-- Input follows --

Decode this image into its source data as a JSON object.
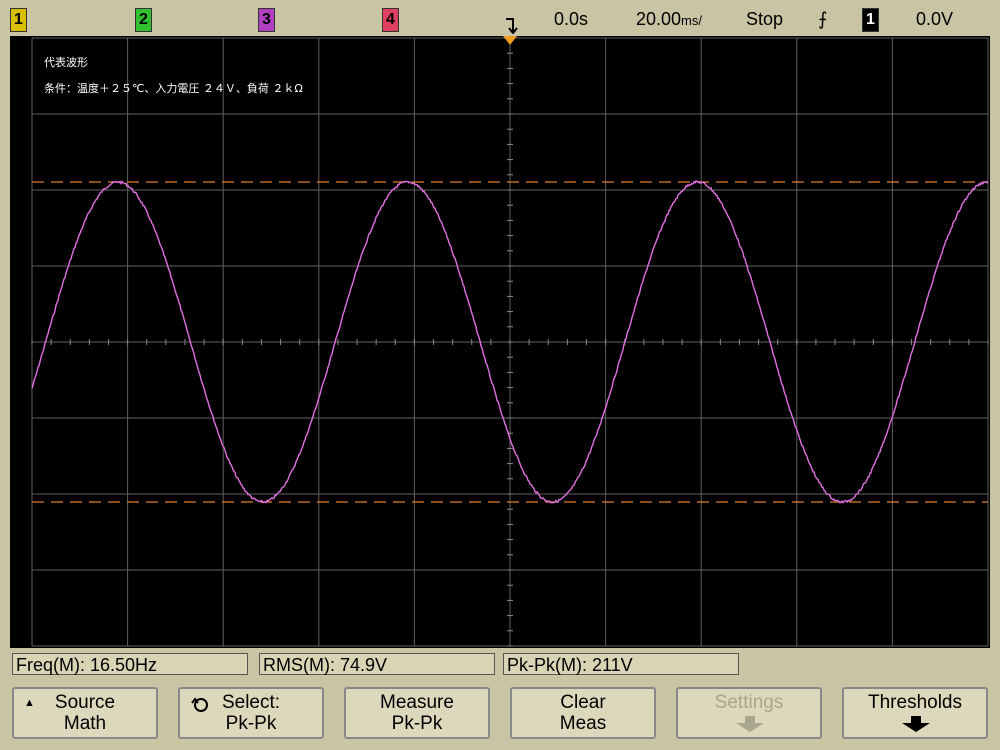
{
  "top": {
    "channels": [
      {
        "label": "1",
        "color": "#d8c000"
      },
      {
        "label": "2",
        "color": "#30c030"
      },
      {
        "label": "3",
        "color": "#b040c0"
      },
      {
        "label": "4",
        "color": "#e04060"
      }
    ],
    "delay": "0.0s",
    "timebase": "20.00",
    "timebase_unit": "ms/",
    "run_state": "Stop",
    "trigger_slope_symbol": "⨍",
    "trigger_source": "1",
    "trigger_level": "0.0V"
  },
  "screen": {
    "title": "代表波形",
    "conditions": "条件：温度＋２５℃、入力電圧 ２４Ｖ、負荷 ２ｋΩ"
  },
  "measurements": {
    "freq": "Freq(M): 16.50Hz",
    "rms": "RMS(M): 74.9V",
    "pkpk": "Pk-Pk(M): 211V"
  },
  "softkeys": [
    {
      "line1": "Source",
      "line2": "Math",
      "enabled": true
    },
    {
      "line1": "Select:",
      "line2": "Pk-Pk",
      "enabled": true
    },
    {
      "line1": "Measure",
      "line2": "Pk-Pk",
      "enabled": true
    },
    {
      "line1": "Clear",
      "line2": "Meas",
      "enabled": true
    },
    {
      "line1": "Settings",
      "line2": "",
      "enabled": false
    },
    {
      "line1": "Thresholds",
      "line2": "",
      "enabled": true
    }
  ],
  "waveform": {
    "frequency_hz": 16.5,
    "peak_to_peak_v": 211,
    "rms_v": 74.9,
    "time_per_div_ms": 20,
    "trace_color": "#e070e0",
    "cursor_color": "#e08030"
  },
  "colors": {
    "bezel": "#c8c4a4",
    "screen": "#000000",
    "grid": "#606060"
  }
}
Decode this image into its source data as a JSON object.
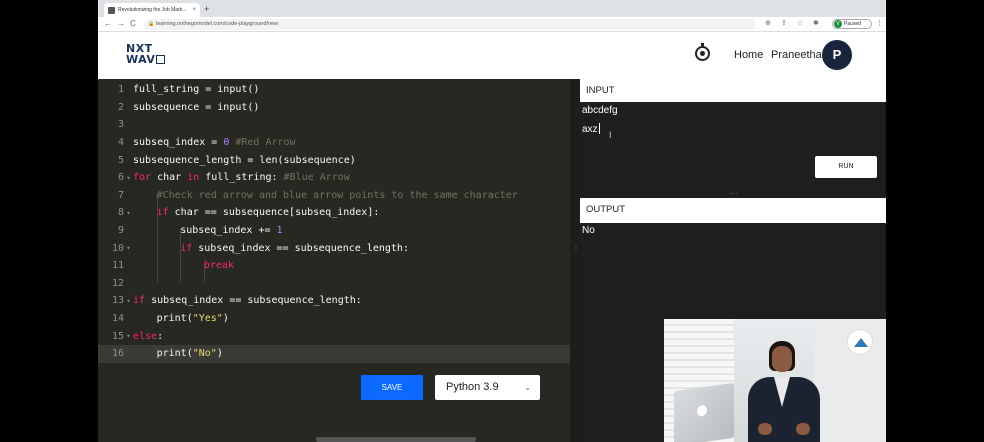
{
  "browser": {
    "tab_title": "Revolutionizing the Job Mark...",
    "tab_close": "×",
    "new_tab": "+",
    "nav_back": "←",
    "nav_forward": "→",
    "nav_reload": "C",
    "lock": "🔒",
    "url": "learning.onthegomodel.com/code-playground/new",
    "profile_initial": "V",
    "profile_status": "Paused"
  },
  "header": {
    "logo_line1": "NXT",
    "logo_line2": "WAV",
    "nav_home": "Home",
    "nav_user": "Praneetha",
    "avatar_initial": "P"
  },
  "editor": {
    "lines": [
      {
        "n": "1",
        "fold": "",
        "active": false
      },
      {
        "n": "2",
        "fold": "",
        "active": false
      },
      {
        "n": "3",
        "fold": "",
        "active": false
      },
      {
        "n": "4",
        "fold": "",
        "active": false
      },
      {
        "n": "5",
        "fold": "",
        "active": false
      },
      {
        "n": "6",
        "fold": "▾",
        "active": false
      },
      {
        "n": "7",
        "fold": "",
        "active": false
      },
      {
        "n": "8",
        "fold": "▾",
        "active": false
      },
      {
        "n": "9",
        "fold": "",
        "active": false
      },
      {
        "n": "10",
        "fold": "▾",
        "active": false
      },
      {
        "n": "11",
        "fold": "",
        "active": false
      },
      {
        "n": "12",
        "fold": "",
        "active": false
      },
      {
        "n": "13",
        "fold": "▾",
        "active": false
      },
      {
        "n": "14",
        "fold": "",
        "active": false
      },
      {
        "n": "15",
        "fold": "▾",
        "active": false
      },
      {
        "n": "16",
        "fold": "",
        "active": true
      }
    ],
    "code": {
      "l1": "full_string = input()",
      "l2": "subsequence = input()",
      "l4a": "subseq_index = ",
      "l4b": "0",
      "l4c": " #Red Arrow",
      "l5": "subsequence_length = len(subsequence)",
      "l6a": "for",
      "l6b": " char ",
      "l6c": "in",
      "l6d": " full_string: ",
      "l6e": "#Blue Arrow",
      "l7": "#Check red arrow and blue arrow points to the same character",
      "l8a": "if",
      "l8b": " char == subsequence[subseq_index]:",
      "l9a": "subseq_index += ",
      "l9b": "1",
      "l10a": "if",
      "l10b": " subseq_index == subsequence_length:",
      "l11": "break",
      "l13a": "if",
      "l13b": " subseq_index == subsequence_length:",
      "l14a": "print(",
      "l14b": "\"Yes\"",
      "l14c": ")",
      "l15a": "else",
      "l15b": ":",
      "l16a": "print(",
      "l16b": "\"No\"",
      "l16c": ")"
    },
    "save_label": "SAVE",
    "language": "Python 3.9",
    "language_chevron": "⌄",
    "split_dots": "⋮"
  },
  "input_pane": {
    "label": "INPUT",
    "lines": [
      "abcdefg",
      "axz"
    ],
    "ibeam": "I",
    "run_label": "RUN",
    "divider": "....."
  },
  "output_pane": {
    "label": "OUTPUT",
    "text": "No"
  },
  "colors": {
    "editor_bg": "#272822",
    "keyword": "#f92672",
    "number": "#ae81ff",
    "string": "#e6db74",
    "comment": "#75715e",
    "save_button": "#0b69ff",
    "avatar": "#17243c"
  }
}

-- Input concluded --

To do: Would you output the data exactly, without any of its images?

Answer to the problem:
Decode this image into its source data as a JSON object.
{
  "top": {
    "channels": [
      {
        "label": "1",
        "color": "#d8c000"
      },
      {
        "label": "2",
        "color": "#30c030"
      },
      {
        "label": "3",
        "color": "#b040c0"
      },
      {
        "label": "4",
        "color": "#e04060"
      }
    ],
    "delay": "0.0s",
    "timebase": "20.00",
    "timebase_unit": "ms/",
    "run_state": "Stop",
    "trigger_slope_symbol": "⨍",
    "trigger_source": "1",
    "trigger_level": "0.0V"
  },
  "screen": {
    "title": "代表波形",
    "conditions": "条件：温度＋２５℃、入力電圧 ２４Ｖ、負荷 ２ｋΩ"
  },
  "measurements": {
    "freq": "Freq(M): 16.50Hz",
    "rms": "RMS(M): 74.9V",
    "pkpk": "Pk-Pk(M): 211V"
  },
  "softkeys": [
    {
      "line1": "Source",
      "line2": "Math",
      "enabled": true
    },
    {
      "line1": "Select:",
      "line2": "Pk-Pk",
      "enabled": true
    },
    {
      "line1": "Measure",
      "line2": "Pk-Pk",
      "enabled": true
    },
    {
      "line1": "Clear",
      "line2": "Meas",
      "enabled": true
    },
    {
      "line1": "Settings",
      "line2": "",
      "enabled": false
    },
    {
      "line1": "Thresholds",
      "line2": "",
      "enabled": true
    }
  ],
  "waveform": {
    "frequency_hz": 16.5,
    "peak_to_peak_v": 211,
    "rms_v": 74.9,
    "time_per_div_ms": 20,
    "trace_color": "#e070e0",
    "cursor_color": "#e08030"
  },
  "colors": {
    "bezel": "#c8c4a4",
    "screen": "#000000",
    "grid": "#606060"
  }
}
Decode this image into its source data as a JSON object.
{
  "browser": {
    "tab_title": "Revolutionizing the Job Mark...",
    "tab_close": "×",
    "new_tab": "+",
    "nav_back": "←",
    "nav_forward": "→",
    "nav_reload": "C",
    "lock": "🔒",
    "url": "learning.onthegomodel.com/code-playground/new",
    "profile_initial": "V",
    "profile_status": "Paused"
  },
  "header": {
    "logo_line1": "NXT",
    "logo_line2": "WAV",
    "nav_home": "Home",
    "nav_user": "Praneetha",
    "avatar_initial": "P"
  },
  "editor": {
    "lines": [
      {
        "n": "1",
        "fold": "",
        "active": false
      },
      {
        "n": "2",
        "fold": "",
        "active": false
      },
      {
        "n": "3",
        "fold": "",
        "active": false
      },
      {
        "n": "4",
        "fold": "",
        "active": false
      },
      {
        "n": "5",
        "fold": "",
        "active": false
      },
      {
        "n": "6",
        "fold": "▾",
        "active": false
      },
      {
        "n": "7",
        "fold": "",
        "active": false
      },
      {
        "n": "8",
        "fold": "▾",
        "active": false
      },
      {
        "n": "9",
        "fold": "",
        "active": false
      },
      {
        "n": "10",
        "fold": "▾",
        "active": false
      },
      {
        "n": "11",
        "fold": "",
        "active": false
      },
      {
        "n": "12",
        "fold": "",
        "active": false
      },
      {
        "n": "13",
        "fold": "▾",
        "active": false
      },
      {
        "n": "14",
        "fold": "",
        "active": false
      },
      {
        "n": "15",
        "fold": "▾",
        "active": false
      },
      {
        "n": "16",
        "fold": "",
        "active": true
      }
    ],
    "code": {
      "l1": "full_string = input()",
      "l2": "subsequence = input()",
      "l4a": "subseq_index = ",
      "l4b": "0",
      "l4c": " #Red Arrow",
      "l5": "subsequence_length = len(subsequence)",
      "l6a": "for",
      "l6b": " char ",
      "l6c": "in",
      "l6d": " full_string: ",
      "l6e": "#Blue Arrow",
      "l7": "#Check red arrow and blue arrow points to the same character",
      "l8a": "if",
      "l8b": " char == subsequence[subseq_index]:",
      "l9a": "subseq_index += ",
      "l9b": "1",
      "l10a": "if",
      "l10b": " subseq_index == subsequence_length:",
      "l11": "break",
      "l13a": "if",
      "l13b": " subseq_index == subsequence_length:",
      "l14a": "print(",
      "l14b": "\"Yes\"",
      "l14c": ")",
      "l15a": "else",
      "l15b": ":",
      "l16a": "print(",
      "l16b": "\"No\"",
      "l16c": ")"
    },
    "save_label": "SAVE",
    "language": "Python 3.9",
    "language_chevron": "⌄",
    "split_dots": "⋮"
  },
  "input_pane": {
    "label": "INPUT",
    "lines": [
      "abcdefg",
      "axz"
    ],
    "ibeam": "I",
    "run_label": "RUN",
    "divider": "....."
  },
  "output_pane": {
    "label": "OUTPUT",
    "text": "No"
  },
  "colors": {
    "editor_bg": "#272822",
    "keyword": "#f92672",
    "number": "#ae81ff",
    "string": "#e6db74",
    "comment": "#75715e",
    "save_button": "#0b69ff",
    "avatar": "#17243c"
  }
}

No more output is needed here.